The Dark Crystal returns to US cinemas for a special re-release this month, and now we’re excited to announce that Jim Henson’s fantasy epic will also be available to international audiences in a new 4K digital print.
Often viewed in tandem with Labyrinth, Henson’s other foray into fantasy filmmaking in the 1980s, The Dark Crystal has perhaps aged into more of a cult proposition than its successor, despite its stronger initial success. While David Bowie’s high-camp vamping as Jareth the Goblin King has carved a nostalgic niche for Labyrinth in the hearts of 80s kids, The Dark Crystal forgoes all human characters and the warm n’ fuzzy stylings of Henson's earlier creations in favour of a cast of puppets and an imagined universe that are strongly influenced by more adult fantasy works.
Set on the planet Thra, the world of The Dark Crystal was created over the course of five years, with Henson assembling a crack crew that included celebrated fantasy illustrator Brian Froud, Star Wars producer Gary Kurtz, as well as two of the puppeteers behind that franchise’s beloved Yoda - co-director Frank Oz and sculptor Wendy Midener. As well as an extensive production design and development stage, realising the team’s immersive vision of Thra required the creation of large sets at Elstree Studios and the perfecting of puppetry and animatronic techniques that would allow its inhabitants to come to life seemingly of their own accord.
The resulting world of Thra marked a significant departure, aesthetically and narratively, from Henson’s previous brand of family-friendly, puppet-powered fun.

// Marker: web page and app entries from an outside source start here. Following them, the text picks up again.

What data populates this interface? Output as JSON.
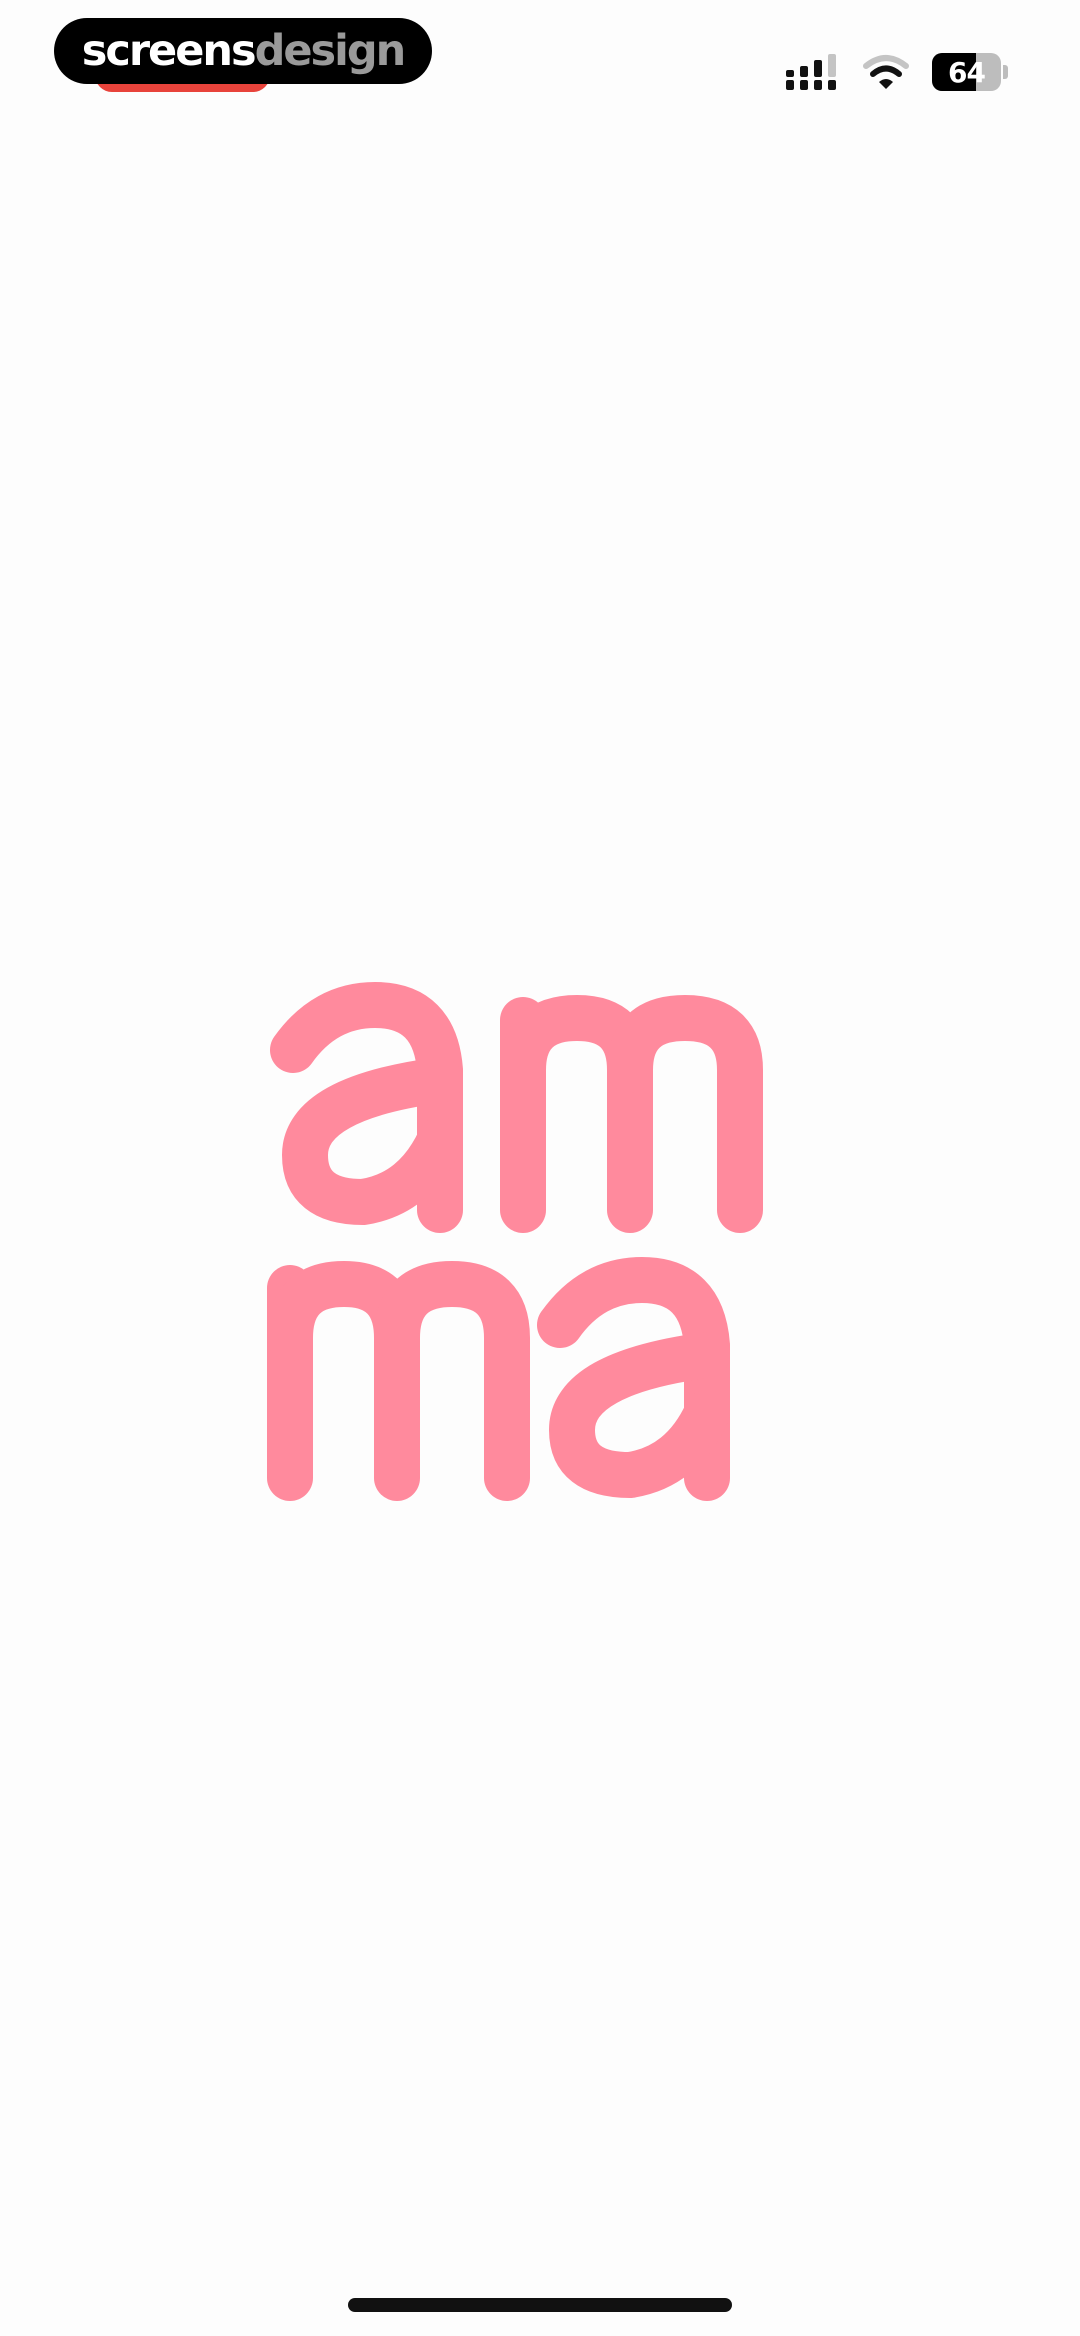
{
  "watermark": {
    "part1": "screens",
    "part2": "design"
  },
  "status_bar": {
    "battery_level": "64",
    "battery_fraction": 0.64,
    "icons": [
      "signal-icon",
      "wifi-icon",
      "battery-icon"
    ]
  },
  "logo": {
    "line1": "am",
    "line2": "ma",
    "color": "#ff8a9d"
  },
  "colors": {
    "background": "#fdfdfd",
    "brand_pink": "#ff8a9d",
    "recording_red": "#e8433b"
  }
}
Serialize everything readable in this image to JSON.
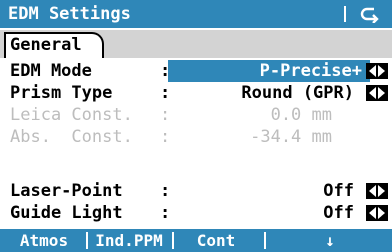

There’s elements of J.R.R. Tolkien’s Middle Earth in both Thra’s composition and its defining crisis, while the realm's philosophical backbone is couched in the New Age movement then in the ascendency. This is a place divided between forces of light and darkness, where a young, innocent being must find a magical artefact in order to restore balance and harmony to a ravaged world.
The creatures that populate this wasteland are a suitably nightmarish concoction too; a grotesque aberration of the Henson house style clearly under the influence of Froud's otherworldly artwork. The fearsome Skeksis and Garthim - our primary antagonists - would be well at home in a considerably darker tale, and certainly provide some of the most striking, sinister images in Henson's filmography.
And it seems that Henson's weird wonderland might hold even more dark secrets than we first imagined. An upcoming Netflix series promises to revisit and expand the filmmaker's groundbreaking vision, diving into the history of Thra many years before the events of The Dark Crystal.
As we prepare for more revelations of Thra's mythology and the planet's three suns seem to align once again, there's never been a better time to revisit the moment where The Dark Crystal's fantastical universe first burst into being on the big screen.